> _Data_:
- - -
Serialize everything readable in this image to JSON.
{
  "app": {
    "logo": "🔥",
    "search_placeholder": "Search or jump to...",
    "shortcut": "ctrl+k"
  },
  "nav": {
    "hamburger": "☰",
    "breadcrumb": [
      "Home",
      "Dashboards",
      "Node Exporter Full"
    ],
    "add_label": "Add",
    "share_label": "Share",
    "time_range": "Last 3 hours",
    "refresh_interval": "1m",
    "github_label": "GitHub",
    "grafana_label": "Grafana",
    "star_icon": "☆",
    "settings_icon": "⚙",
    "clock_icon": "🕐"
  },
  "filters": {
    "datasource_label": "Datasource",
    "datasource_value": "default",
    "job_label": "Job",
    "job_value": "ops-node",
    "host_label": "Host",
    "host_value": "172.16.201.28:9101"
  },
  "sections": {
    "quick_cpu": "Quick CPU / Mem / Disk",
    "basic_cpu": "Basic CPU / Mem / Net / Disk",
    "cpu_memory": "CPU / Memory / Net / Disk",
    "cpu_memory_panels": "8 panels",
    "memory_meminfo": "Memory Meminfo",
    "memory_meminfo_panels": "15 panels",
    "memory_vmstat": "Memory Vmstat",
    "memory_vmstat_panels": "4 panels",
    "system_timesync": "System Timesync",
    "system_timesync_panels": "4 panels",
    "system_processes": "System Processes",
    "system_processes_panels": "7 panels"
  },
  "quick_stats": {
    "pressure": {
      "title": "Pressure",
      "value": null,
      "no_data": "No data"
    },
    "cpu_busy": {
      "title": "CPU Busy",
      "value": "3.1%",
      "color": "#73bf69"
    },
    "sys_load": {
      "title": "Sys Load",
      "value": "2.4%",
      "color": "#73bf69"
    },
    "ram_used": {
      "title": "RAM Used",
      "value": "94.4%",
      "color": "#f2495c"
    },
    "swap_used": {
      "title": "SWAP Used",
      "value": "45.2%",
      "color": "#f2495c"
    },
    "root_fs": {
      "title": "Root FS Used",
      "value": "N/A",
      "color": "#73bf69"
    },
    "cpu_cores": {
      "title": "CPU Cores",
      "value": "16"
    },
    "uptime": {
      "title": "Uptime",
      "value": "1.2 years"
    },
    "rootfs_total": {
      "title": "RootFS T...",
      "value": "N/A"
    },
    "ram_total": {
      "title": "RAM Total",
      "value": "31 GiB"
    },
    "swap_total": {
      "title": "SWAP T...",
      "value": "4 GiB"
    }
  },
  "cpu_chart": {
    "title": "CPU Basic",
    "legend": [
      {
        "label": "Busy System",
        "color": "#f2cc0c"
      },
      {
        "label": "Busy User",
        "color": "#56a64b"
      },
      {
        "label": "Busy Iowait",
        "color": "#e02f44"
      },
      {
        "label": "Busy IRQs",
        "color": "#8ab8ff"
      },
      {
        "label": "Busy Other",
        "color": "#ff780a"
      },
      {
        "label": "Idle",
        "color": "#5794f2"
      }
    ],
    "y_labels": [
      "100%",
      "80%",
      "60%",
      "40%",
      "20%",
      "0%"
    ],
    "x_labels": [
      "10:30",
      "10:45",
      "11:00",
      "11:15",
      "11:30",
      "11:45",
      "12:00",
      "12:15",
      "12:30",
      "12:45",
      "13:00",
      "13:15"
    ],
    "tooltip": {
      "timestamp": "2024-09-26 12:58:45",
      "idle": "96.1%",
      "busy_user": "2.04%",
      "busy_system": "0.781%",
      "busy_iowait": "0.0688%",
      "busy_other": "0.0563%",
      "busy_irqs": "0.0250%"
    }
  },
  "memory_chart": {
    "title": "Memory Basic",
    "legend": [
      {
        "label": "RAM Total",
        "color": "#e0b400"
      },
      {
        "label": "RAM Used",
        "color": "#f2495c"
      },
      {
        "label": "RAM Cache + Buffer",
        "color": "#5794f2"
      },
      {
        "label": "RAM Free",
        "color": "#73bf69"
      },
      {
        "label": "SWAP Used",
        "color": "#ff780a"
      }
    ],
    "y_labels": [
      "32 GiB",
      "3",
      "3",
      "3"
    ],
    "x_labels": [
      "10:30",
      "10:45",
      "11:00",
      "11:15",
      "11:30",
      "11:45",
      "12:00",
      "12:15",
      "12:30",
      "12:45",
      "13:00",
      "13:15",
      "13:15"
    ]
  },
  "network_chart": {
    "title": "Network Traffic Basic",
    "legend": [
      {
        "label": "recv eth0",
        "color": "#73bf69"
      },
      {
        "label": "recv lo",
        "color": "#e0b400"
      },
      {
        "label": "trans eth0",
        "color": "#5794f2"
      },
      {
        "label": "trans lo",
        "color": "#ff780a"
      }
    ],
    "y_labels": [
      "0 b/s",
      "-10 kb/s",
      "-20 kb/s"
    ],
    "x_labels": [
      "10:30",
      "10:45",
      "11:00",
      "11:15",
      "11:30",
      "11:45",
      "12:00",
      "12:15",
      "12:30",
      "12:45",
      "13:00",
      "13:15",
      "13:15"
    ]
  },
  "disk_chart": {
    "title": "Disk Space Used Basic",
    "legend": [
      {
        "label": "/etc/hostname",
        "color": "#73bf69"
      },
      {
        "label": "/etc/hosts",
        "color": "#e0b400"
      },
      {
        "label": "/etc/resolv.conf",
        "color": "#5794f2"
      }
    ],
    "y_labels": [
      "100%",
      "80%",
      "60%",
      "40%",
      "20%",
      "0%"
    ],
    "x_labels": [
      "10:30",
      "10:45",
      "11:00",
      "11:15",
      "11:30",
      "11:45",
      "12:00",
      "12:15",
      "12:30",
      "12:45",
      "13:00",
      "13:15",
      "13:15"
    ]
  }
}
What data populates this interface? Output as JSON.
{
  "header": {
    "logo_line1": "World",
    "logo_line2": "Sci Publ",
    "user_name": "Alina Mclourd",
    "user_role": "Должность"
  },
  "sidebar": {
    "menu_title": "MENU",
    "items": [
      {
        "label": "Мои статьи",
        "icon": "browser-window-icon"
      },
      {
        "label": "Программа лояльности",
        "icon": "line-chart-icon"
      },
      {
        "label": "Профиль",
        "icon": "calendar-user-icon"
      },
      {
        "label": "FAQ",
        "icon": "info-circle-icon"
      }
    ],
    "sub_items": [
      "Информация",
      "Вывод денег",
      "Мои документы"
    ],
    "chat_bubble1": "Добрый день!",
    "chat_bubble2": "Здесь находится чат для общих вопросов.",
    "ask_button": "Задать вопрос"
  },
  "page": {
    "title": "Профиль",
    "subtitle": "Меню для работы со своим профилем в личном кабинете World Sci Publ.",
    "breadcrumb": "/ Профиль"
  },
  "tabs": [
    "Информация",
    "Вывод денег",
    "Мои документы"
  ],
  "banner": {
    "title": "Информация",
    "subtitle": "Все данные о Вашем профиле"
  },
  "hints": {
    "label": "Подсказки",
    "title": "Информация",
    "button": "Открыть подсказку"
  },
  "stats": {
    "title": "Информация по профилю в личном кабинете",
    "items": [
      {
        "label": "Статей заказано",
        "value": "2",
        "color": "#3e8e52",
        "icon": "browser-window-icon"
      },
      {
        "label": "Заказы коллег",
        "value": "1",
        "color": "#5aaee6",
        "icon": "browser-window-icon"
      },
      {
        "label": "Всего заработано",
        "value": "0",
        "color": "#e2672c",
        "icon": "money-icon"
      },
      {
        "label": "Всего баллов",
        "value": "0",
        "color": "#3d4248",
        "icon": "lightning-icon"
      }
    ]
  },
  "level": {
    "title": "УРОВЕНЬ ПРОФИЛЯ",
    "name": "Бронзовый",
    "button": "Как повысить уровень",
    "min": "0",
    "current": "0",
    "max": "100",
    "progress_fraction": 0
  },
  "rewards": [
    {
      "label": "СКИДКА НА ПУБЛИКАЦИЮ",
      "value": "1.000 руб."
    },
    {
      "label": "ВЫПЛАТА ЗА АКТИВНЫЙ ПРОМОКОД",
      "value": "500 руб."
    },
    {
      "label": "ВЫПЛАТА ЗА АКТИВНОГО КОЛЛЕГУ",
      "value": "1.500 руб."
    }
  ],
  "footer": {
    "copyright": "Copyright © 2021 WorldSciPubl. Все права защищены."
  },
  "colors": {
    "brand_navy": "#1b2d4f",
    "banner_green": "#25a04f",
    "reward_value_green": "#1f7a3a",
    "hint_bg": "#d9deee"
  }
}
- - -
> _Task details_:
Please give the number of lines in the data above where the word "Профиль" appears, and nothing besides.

> _Problem solution_:
3